Roland Barthes and Japan

28.04.2020

WordsClémence Leleu

‘Japan is one of those rare countries that I still want to discover’, confided Roland Barthes, the eminent post-war philosopher and semiologist. The year was 1996 and Roland Barthes was preparing to travel to Japan for the first time at the age of 50, to lead a seminar on ‘Structural analysis of narratives’ on the invitation of his friend Maurice Pinguet, director of the Franco-Japanese Institute.

This late discovery of Japan quickly turned into love at first sight. Between 1966 and 1968, Roland Barthes would visit the country three times, each time on the invitation of Maurice Pinguet. The left-wing intellectual discovered a Japan which had begun its economic miracle, but above all he found new areas of study. On his return, he published Empire of Signs, a comprehensive work comprising multiple chapters, each one dedicated to a detail which caught the author’s attention and appealed to his senses. This was done, however, with a clarification from Roland Barthes himself: ‘the author has never, in any sense, photographed Japan. Rather, he has done the opposite: Japan has starred him with any number of flashes; or, better still, Japan has afforded him a situation of writing’.

A collection of fragments of Japan

Empire of Signs is a collection of multiple flashes, fragments, recorded and now stored in a book. The reader travels with Roland Barthes through this Japan of the late-1960s, noticing details we can still spot today, and others which belong to the past. Food, chopsticks, the city, faces, writing… Roland Barthes gathers different features and brings the signified and signifier into opposition over the course of his wanderings. ‘Alert to every occurrence, every source of surprise, he perceived the subtleties beneath the conventions, the absurd in the banal, the implicit in the silences, the deviation beneath the norms’, declared Maurice Pinguet in a column in Le Monde a few months after the philosopher’s death.

In this ode to Japanese culture, Roland Barthes examines things like Pachinko, mechanical slot machines which kept the Japanese amused for hours, and often cost them a lot of money. ‘Pachinko is a collective and solitary game. The machines are set up in long rows; each player standing in front of his panel plays for himself, without looking at his neighbour, whom he nonetheless brushes with his elbow’. It’s a snapshot which recalls Tokyo Ga, the Wim Wenders documentary released in 1985 and in which the filmmaker follows in the footsteps of Yasujiro Ozu and, to do so, also gathers fragments of Tokyo, from Pachinko halls to sampuru workshops.

Roland Barthes also digs deeper into Japanese cuisine. After having analysed steak and chips in his 1957 work Mythologies, the author experiments with Japanese gastronomy. He sees Japanese food as an alternative to French gastronomy with its ritualistic meals. ‘On the tray, food is never anything but a collection of fragments, none of which appears privileged by an order of ingestion; to eat is not to respect a menu, but to select, with a light touch of a chopstick, sometimes one colour, sometimes another, depending on a kind of inspiration’.
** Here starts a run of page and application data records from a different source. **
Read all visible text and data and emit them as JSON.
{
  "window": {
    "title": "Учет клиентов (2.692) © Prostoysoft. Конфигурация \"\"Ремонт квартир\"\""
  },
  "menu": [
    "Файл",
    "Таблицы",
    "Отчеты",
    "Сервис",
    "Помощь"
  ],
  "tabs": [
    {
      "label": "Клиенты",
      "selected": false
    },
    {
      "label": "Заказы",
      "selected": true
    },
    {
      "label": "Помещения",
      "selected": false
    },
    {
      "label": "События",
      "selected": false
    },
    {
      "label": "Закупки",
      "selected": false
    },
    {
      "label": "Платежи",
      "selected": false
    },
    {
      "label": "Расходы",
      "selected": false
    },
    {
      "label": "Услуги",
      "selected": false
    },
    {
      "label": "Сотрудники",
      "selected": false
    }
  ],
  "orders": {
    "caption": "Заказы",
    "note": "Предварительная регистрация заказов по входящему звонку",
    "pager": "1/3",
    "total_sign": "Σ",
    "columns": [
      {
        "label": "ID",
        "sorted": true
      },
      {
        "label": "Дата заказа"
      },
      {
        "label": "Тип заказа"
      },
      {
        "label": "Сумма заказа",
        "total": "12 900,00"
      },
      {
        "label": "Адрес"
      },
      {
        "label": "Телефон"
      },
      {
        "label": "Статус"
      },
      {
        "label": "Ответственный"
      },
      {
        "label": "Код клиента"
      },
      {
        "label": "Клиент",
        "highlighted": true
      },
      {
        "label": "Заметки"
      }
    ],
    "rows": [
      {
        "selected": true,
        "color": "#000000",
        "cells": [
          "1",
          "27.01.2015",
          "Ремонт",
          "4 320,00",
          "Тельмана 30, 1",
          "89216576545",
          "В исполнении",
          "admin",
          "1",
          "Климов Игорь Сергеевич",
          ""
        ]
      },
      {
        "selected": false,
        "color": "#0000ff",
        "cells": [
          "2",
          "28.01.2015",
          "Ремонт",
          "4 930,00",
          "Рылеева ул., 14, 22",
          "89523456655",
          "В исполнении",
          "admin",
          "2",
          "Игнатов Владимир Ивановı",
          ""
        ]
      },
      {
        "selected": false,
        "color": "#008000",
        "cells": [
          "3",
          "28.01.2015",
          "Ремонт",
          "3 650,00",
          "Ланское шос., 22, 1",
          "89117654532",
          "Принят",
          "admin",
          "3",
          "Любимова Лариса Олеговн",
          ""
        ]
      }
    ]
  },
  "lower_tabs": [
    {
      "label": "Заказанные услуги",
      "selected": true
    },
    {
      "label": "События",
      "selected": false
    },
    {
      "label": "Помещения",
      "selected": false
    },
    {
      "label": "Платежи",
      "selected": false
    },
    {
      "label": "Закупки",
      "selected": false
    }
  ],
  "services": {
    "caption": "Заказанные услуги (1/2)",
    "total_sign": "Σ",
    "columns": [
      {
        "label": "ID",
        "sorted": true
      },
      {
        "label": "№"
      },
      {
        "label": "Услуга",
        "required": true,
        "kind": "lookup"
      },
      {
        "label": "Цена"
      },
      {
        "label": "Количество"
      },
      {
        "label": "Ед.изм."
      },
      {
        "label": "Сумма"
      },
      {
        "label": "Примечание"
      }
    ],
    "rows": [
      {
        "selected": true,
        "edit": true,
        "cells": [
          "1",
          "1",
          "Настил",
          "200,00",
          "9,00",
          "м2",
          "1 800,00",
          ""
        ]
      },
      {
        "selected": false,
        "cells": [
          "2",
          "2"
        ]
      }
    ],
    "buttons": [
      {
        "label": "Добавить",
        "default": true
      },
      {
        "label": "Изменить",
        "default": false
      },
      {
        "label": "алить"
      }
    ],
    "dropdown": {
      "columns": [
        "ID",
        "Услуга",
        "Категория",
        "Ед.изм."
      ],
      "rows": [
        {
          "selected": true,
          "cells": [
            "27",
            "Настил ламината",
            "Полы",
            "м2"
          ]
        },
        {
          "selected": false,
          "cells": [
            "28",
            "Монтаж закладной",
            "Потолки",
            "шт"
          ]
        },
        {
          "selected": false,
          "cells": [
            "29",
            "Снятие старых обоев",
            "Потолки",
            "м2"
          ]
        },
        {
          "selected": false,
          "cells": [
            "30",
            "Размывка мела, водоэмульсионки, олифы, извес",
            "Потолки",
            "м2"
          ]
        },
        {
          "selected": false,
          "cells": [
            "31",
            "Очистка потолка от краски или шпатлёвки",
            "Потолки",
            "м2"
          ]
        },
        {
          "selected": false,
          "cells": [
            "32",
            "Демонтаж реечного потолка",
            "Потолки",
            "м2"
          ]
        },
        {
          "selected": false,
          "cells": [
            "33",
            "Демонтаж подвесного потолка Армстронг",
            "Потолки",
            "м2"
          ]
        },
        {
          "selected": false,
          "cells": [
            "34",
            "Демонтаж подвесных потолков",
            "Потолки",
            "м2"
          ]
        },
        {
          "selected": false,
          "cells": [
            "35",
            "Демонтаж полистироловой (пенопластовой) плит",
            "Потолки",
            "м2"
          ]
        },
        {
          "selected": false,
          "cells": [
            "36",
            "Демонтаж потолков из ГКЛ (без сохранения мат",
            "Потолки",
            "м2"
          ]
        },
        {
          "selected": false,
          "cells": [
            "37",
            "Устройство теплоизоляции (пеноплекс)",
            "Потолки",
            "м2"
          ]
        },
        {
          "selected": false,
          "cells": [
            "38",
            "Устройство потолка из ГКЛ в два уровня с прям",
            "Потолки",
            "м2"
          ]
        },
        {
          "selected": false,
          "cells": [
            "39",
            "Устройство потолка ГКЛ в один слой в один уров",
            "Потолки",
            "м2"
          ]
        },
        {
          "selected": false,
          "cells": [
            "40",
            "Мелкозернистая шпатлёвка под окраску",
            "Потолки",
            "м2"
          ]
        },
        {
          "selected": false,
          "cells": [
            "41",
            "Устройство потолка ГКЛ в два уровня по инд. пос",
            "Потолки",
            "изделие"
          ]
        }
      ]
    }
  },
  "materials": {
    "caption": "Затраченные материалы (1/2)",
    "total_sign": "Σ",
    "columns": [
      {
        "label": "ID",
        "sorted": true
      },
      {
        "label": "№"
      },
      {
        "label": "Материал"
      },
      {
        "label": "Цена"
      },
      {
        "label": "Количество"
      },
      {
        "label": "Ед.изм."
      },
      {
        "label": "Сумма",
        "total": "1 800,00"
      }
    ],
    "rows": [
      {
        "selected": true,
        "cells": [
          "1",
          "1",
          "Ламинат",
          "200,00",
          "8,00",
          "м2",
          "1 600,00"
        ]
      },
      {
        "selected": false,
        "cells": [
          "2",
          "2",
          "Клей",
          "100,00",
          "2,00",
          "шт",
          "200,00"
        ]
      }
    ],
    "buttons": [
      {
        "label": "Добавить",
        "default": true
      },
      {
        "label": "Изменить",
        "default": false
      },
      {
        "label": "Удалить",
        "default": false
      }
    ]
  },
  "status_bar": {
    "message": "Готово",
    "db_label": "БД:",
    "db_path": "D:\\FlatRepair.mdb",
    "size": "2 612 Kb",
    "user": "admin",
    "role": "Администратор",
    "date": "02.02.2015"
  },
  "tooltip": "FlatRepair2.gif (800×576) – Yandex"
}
How should Japan be viewed?

But this collection of ‘multiple flashes’ also highlights the author’s anti-Western position, as he fights to make foreigners’ westernised view of things wander once they enter eastern territory. ‘Someday, we must write the history of our own obscurity, manifest the density of our narcissism, tally down through the centuries the several appeals to difference we may have occasionally heard, the ideological recuperations which have infallibly followed and which consist in always acclimatising our incognisance of Asia by means of certain known languages’.

This standpoint perhaps reveals a dash of Orientalism, and some see Empire of Signs as a collection of images, which could explain the half-hearted reception the work has received in Japan. ‘I am not lovingly facing towards an Oriental essence, to me the Orient is a matter of indifference, merely providing a reserve of features whose manipulation, whose invented interplay, allows me to “entertain” the idea of an unheard-of symbolic system, one altogether detached from our own’, the author insisted.

Empire of Signs is therefore not exclusively a book about Japan, and even less so a travel guide, but rather, as Maurice Pinguet emphasised, a ‘book of images and desire, but also a book of thoughts, a book of one thought in the whole range of all of Barthes’ research: what does speaking mean? What does meaning mean?’.